Abstract classes cannot be instantiated. Thus, in a correctly written program, the dispatch table of an abstract class will never be accessed at runtime.

Does this mean that we can get away without building dispatch tables for abstract classes? Yes, but life is simpler if we build them anyway. Here’s why:

class A { virtual void X() { } }
abstract class B : A { override void X() { } abstract void Y(); }
class C : B { override void Y() { } }


In the above example, B is an abstract class, so there will be no instances of exactly type B. However, instances of type C should inherit the override B::X(). If we skip the construction of the dispatch table for class B, then the construction of the dispatch table for class C requires a more complicated algorithm than what we outlined above.

On the other hand, if we follow our algorithm for abstract classes as well, we don’t have to make any particular special provisions. It’s all easier (and less error prone) if we treat any abstract methods the same way we treat new non-abstract virtual methods.

With abstract methods, there is only the issue of filling out their entry in the dispatch table — since these methods don’t have an implementation, there is no obvious value for their function pointers. As such, we can leave the value unspecified (not a particularly good idea), we can set a default value (such as a null pointer), or we can place a pointer to a “panic” method that has the same signature as the method:

void Y__<>Abstract() { throw new NotSupportedException(); }

[dispatch table for B]
[offset]    [value]
0x0         &B::X()
0x4         &B::Y__<>Abstract()


# Next

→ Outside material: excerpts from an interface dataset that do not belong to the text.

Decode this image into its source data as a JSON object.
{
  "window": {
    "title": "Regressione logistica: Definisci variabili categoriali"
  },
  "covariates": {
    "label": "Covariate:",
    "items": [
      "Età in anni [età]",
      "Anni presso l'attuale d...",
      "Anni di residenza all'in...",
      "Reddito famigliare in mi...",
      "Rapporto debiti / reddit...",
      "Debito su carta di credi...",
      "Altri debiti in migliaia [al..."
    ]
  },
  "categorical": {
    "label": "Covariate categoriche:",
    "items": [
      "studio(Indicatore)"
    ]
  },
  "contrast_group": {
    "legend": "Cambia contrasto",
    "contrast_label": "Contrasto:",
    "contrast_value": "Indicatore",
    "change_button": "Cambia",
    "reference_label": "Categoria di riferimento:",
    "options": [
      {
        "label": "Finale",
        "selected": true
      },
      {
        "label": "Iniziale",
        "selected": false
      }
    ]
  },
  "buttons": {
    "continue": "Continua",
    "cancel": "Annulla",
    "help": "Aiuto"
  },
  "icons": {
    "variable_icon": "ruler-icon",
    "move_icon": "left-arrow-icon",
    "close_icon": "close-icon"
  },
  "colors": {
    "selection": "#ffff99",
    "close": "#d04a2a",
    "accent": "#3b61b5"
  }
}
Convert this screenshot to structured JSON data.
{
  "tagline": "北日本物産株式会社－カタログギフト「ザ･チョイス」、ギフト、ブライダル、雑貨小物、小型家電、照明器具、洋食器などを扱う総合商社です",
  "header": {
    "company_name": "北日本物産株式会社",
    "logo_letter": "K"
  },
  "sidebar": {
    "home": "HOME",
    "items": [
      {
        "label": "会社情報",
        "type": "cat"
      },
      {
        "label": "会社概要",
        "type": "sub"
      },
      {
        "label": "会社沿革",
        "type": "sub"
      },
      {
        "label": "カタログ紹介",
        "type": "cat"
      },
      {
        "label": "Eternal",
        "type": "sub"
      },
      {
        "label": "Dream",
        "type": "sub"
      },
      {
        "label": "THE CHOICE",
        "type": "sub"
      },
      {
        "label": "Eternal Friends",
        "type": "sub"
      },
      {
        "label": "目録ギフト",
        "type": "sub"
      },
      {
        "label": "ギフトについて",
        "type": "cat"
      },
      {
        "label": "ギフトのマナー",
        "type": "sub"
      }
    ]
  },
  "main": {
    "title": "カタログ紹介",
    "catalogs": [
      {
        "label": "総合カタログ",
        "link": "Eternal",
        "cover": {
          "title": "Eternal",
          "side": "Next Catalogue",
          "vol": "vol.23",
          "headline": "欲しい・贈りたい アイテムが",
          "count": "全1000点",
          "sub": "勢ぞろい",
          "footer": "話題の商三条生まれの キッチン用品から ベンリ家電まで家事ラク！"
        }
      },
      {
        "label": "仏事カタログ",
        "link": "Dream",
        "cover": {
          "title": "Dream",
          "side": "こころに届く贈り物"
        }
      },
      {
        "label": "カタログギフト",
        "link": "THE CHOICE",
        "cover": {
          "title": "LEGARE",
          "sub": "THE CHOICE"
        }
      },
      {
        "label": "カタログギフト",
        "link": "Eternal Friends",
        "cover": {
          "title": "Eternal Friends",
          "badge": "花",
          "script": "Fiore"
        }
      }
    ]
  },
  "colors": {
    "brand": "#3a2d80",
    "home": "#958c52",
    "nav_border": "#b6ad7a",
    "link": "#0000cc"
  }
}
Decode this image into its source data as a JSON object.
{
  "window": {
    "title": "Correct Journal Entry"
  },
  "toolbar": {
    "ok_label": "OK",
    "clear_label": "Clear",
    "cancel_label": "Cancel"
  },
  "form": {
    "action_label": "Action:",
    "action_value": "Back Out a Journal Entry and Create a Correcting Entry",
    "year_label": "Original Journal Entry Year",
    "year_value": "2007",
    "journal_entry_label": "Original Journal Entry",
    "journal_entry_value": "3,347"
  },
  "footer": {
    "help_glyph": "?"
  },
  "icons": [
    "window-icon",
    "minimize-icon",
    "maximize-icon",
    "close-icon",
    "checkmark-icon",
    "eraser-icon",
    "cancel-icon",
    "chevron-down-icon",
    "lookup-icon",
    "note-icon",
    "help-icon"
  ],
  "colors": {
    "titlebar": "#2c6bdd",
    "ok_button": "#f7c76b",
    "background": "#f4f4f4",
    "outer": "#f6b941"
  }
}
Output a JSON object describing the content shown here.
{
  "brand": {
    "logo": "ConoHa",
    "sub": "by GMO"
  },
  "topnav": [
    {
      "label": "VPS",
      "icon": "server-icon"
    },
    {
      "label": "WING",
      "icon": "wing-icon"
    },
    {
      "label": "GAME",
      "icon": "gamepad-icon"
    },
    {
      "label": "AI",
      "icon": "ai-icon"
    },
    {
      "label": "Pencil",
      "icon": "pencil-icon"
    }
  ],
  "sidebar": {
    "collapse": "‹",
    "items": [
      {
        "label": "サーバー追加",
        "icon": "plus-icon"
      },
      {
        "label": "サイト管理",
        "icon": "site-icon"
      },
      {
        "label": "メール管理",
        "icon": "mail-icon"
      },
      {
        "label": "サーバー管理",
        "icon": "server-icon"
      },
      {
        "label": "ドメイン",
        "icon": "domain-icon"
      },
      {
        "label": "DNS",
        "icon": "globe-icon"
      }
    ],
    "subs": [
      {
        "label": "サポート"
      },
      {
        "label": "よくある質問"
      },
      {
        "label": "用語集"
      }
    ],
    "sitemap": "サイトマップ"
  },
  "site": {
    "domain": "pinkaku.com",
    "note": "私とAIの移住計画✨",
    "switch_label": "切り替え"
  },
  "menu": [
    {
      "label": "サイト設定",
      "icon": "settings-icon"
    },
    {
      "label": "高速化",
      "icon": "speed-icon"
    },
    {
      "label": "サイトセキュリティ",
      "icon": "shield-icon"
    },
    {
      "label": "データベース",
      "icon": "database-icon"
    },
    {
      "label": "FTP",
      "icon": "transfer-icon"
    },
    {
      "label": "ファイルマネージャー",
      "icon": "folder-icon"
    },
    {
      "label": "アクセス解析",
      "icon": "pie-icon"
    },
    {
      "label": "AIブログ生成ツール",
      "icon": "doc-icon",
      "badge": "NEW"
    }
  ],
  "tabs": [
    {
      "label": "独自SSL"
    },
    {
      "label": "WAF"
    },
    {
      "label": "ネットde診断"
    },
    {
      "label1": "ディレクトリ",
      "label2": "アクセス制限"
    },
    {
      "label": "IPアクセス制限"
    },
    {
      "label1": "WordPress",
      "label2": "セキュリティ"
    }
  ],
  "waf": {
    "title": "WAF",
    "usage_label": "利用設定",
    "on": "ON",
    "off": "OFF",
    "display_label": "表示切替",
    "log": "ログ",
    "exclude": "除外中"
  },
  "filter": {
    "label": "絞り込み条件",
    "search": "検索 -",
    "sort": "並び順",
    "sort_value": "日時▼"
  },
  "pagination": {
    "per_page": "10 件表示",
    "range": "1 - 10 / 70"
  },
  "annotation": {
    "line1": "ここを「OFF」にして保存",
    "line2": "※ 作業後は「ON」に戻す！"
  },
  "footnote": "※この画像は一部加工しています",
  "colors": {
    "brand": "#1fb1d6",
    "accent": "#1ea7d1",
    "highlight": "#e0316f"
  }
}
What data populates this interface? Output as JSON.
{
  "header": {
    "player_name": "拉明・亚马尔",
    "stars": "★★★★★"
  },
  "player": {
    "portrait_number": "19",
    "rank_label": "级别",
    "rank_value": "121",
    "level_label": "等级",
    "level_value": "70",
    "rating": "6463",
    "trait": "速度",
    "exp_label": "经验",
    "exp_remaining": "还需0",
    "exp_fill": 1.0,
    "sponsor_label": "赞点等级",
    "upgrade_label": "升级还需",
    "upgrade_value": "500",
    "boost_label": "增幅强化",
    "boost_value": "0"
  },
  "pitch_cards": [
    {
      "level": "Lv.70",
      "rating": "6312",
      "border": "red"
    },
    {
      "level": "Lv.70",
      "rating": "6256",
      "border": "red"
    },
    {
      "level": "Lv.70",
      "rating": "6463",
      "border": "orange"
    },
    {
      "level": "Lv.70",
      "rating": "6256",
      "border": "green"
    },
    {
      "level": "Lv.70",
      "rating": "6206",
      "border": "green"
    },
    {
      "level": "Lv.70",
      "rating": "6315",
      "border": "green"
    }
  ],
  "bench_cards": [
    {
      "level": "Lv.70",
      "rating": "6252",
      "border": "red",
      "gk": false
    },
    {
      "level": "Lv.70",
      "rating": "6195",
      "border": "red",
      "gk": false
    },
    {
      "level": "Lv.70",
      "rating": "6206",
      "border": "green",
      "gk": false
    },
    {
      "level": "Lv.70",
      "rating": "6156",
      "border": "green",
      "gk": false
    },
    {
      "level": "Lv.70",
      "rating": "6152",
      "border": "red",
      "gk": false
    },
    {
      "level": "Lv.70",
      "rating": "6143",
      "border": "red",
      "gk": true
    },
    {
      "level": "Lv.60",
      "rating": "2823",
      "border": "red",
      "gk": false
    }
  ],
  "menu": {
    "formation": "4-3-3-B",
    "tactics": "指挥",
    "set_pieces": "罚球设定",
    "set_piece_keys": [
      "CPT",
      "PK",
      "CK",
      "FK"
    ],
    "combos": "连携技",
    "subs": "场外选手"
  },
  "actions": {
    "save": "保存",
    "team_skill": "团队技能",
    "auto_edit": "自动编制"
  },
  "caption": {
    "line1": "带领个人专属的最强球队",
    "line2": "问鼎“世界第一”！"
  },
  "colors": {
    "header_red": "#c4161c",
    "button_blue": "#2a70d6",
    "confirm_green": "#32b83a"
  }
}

In the next post, we will see how we can generalize this process to dispatch over more than one virtual arguments — in other words, how to implement multiple dispatch.